    2. Flechtner-Mors, M., Jenkinson, C. P., Alt, A., Adler, G., & Ditschuneit, H. H. (2002). In vivo α1-adrenergic lipolytic activity in subcutaneous adipose tissue of obese subjects. Journal of Pharmacology and Experimental Therapeutics, 301(1), 229-233.
    3. Fontana, E., Morin, N., Prévot, D., & Carpéné, C. (2000). Effects of octopamine on lipolysis, glucose transport and amine oxidation in mammalian fat cells. Comparative Biochemistry and Physiology Part C: Pharmacology, Toxicology and Endocrinology, 125(1), 33-44.
    4. Marti, L., Morin, N., Enrique-Tarancon, G., Prevot, D., Lafontan, M., Testar, X., ... & Carpéné, C. (1998). Tyramine and vanadate synergistically stimulate glucose transport in rat adipocytes by amine oxidase-dependent generation of hydrogen peroxide. Journal of Pharmacology and Experimental Therapeutics, 285(1), 342-349.


    1. Park, S. K., Jung, I. C., Lee, W. K., Lee, Y. S., Park, H. K., Go, H. J., ... & Rho, S. S. (2011). A combination of green tea extract and l-theanine improves memory and attention in subjects with mild cognitive impairment: a double-blind placebo-controlled study. Journal of medicinal food, 14(4), 334-343.
    2. Owen, G. N., Parnell, H., De Bruin, E. A., & Rycroft, J. A. (2008). The combined effects of L-theanine and caffeine on cognitive performance and mood. Nutritional neuroscience, 11(4), 193-198.
    3. Giesbrecht, T., Rycroft, J. A., Rowson, M. J., & De Bruin, E. A. (2010). The combination of L-theanine and caffeine improves cognitive performance and increases subjective alertness. Nutritional neuroscience, 13(6), 283-290.

    Hordenine HCl

    1. Barwell, C. J., Basma, A. N., Lafi, M. A. K., & Leake, L. D. (1989). Deamination of hordenine by monoamine oxidase and its action on vasa deferentia of the rat. Journal of pharmacy and pharmacology, 41(6), 421-423.
    2. Hapke, HJ, Strathmann, W. (1995). Pharmacological effects of Hordenine. Dtsch Tierarztl Wochenschr. 1995 Jun;102(6):228-32.
    3. Frank, M., Weckman, T. J., Wood, T., Woods, W. E., TAI, C. L., CHANG, S. L., … & Tobin, T. (1990). Hordenine: pharmacology, pharmacokinetics and behavioural effects in the horse.

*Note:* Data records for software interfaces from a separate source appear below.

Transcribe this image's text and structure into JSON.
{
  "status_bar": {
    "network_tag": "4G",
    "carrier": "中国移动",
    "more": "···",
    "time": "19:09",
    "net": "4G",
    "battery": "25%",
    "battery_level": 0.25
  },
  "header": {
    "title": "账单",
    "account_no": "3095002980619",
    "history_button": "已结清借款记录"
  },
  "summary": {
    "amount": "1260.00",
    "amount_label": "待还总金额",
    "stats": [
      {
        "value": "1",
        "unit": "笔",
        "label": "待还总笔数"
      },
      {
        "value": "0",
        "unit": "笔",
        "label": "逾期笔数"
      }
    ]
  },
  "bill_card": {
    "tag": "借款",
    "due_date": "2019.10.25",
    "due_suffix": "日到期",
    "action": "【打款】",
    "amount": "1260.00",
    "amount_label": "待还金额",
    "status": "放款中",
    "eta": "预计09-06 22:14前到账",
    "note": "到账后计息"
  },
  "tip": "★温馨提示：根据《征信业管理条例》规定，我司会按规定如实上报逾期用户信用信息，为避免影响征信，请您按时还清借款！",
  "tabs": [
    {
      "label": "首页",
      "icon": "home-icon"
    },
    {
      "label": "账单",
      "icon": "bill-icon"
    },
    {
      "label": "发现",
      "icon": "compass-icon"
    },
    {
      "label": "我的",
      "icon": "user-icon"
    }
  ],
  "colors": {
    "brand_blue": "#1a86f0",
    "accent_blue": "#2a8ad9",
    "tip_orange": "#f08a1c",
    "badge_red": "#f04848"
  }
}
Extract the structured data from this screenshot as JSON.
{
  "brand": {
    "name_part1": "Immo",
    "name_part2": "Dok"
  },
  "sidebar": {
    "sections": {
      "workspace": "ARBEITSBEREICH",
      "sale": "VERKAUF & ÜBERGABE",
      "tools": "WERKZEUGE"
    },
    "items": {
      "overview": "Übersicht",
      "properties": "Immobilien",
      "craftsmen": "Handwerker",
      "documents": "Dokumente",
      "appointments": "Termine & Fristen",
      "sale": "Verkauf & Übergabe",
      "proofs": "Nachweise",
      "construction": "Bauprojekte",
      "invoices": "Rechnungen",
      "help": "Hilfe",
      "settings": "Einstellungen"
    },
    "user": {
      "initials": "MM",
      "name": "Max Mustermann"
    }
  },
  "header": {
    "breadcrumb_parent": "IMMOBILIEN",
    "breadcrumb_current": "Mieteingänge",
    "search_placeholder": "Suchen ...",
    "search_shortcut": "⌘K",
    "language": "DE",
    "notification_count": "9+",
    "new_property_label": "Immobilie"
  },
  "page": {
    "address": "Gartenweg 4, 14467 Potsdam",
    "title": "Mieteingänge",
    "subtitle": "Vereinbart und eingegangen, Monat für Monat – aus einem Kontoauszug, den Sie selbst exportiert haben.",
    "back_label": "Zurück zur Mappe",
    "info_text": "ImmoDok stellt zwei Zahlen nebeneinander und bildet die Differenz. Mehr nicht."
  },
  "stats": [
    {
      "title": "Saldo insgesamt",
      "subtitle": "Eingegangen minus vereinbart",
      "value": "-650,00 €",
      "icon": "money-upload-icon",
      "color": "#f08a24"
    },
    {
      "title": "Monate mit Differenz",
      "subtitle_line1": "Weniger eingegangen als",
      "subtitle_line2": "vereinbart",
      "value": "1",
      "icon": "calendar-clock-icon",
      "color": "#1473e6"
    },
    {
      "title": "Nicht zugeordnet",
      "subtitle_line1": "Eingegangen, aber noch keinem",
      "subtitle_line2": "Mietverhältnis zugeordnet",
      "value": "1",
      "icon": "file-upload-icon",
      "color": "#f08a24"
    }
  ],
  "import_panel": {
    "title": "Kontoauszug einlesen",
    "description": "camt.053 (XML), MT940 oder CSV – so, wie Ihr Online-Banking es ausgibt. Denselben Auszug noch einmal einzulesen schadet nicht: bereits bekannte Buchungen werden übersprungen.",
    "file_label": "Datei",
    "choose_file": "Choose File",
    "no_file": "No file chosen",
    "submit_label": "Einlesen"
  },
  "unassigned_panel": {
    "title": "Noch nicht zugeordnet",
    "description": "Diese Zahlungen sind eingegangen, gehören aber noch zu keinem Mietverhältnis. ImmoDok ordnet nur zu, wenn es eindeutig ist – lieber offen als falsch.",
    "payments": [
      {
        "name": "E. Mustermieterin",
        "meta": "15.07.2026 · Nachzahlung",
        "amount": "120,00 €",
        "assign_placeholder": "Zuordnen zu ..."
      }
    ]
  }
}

Equine veterinary journal, 22(6), 437-441.


    1. Bemis, D. L., Capodice, J. L., Gorroochurn, P., Katz, A. E., & Buttyan, R. (2006). Anti-prostate cancer activity of a β-carboline alkaloid enriched extract from Rauwolfia vomitoria. International journal of oncology, 29(5), 1065-1073.
    2. Campbell, J. I., Mortensen, A., & Mølgaard, P. (2006). Tissue lipid lowering-effect of a traditional Nigerian anti-diabetic infusion of Rauwolfia vomitoria foilage and Citrus aurantium fruit. Journal of ethnopharmacology, 104(3), 379-386.
    3. Bisong, S. A., Brown, R., & Osim, E. E. (2010). Comparative effects of Rauwolfia vomitoria and chlorpromazine on locomotor behaviour and anxiety in mice. Journal of ethnopharmacology, 132(1), 334-339.
    4. Yu, J., Ma, Y., Drisko, J., & Chen, Q. (2013). Antitumor activities of Rauwolfia vomitoria extract and potentiation of carboplatin effects against ovarian cancer. Current Therapeutic Research, 75, 8-14.